*Activity*:
Tally the lines of the data that include the word "title". Only the number is to be returned.

[Stored data entries]
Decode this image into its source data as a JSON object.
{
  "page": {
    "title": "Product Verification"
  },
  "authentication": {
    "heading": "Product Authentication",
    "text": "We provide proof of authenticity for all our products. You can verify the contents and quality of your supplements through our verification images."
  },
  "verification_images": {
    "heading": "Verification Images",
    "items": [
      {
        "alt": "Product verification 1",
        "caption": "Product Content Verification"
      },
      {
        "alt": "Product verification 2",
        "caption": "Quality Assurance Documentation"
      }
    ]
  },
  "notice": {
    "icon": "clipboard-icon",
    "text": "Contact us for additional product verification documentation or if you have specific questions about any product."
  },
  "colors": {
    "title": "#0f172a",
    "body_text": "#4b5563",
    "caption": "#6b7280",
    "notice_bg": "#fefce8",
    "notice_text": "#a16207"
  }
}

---

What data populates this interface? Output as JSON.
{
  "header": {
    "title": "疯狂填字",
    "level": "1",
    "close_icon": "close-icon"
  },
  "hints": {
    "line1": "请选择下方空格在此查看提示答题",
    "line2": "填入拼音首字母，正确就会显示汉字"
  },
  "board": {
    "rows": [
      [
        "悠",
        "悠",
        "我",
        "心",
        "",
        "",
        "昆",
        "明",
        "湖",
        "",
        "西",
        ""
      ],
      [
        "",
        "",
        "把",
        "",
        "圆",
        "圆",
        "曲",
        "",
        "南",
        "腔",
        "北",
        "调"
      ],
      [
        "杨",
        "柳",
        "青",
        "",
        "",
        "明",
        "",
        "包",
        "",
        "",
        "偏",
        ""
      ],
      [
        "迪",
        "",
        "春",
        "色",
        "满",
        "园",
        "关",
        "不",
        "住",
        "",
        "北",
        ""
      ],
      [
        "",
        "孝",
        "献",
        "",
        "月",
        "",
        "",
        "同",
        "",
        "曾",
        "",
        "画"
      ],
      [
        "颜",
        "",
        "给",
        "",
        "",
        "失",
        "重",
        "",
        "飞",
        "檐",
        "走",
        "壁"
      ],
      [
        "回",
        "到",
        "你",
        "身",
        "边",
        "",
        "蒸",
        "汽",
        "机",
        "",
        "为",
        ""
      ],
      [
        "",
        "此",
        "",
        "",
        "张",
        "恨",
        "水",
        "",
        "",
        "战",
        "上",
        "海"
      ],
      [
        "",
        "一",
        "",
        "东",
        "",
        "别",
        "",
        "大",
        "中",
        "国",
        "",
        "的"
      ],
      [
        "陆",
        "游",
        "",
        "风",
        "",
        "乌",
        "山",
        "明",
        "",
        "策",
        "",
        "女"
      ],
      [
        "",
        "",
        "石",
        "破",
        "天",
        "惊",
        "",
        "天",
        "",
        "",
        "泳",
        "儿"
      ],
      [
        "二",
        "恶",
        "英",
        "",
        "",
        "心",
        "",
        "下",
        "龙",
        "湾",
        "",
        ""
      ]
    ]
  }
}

*Written reply*:
3